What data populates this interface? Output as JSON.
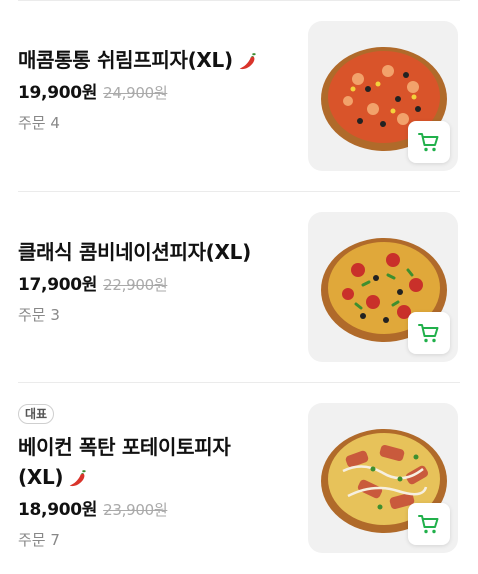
{
  "menu": [
    {
      "name": "매콤통통 쉬림프피자(XL)",
      "spicy": true,
      "badge": "",
      "price": "19,900원",
      "original_price": "24,900원",
      "orders_label": "주문 4"
    },
    {
      "name": "클래식 콤비네이션피자(XL)",
      "spicy": false,
      "badge": "",
      "price": "17,900원",
      "original_price": "22,900원",
      "orders_label": "주문 3"
    },
    {
      "name": "베이컨 폭탄 포테이토피자",
      "name_line2": "(XL)",
      "spicy": true,
      "badge": "대표",
      "price": "18,900원",
      "original_price": "23,900원",
      "orders_label": "주문 7"
    }
  ],
  "icons": {
    "spicy": "chili-pepper-icon",
    "cart": "shopping-cart-icon"
  },
  "colors": {
    "accent_green": "#21b04b",
    "pepper_red": "#d9342b"
  }
}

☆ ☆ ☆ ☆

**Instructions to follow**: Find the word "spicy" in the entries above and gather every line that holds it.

**Problem solution**:
      "spicy": true,
      "spicy": false,
      "spicy": true,
    "spicy": "chili-pepper-icon",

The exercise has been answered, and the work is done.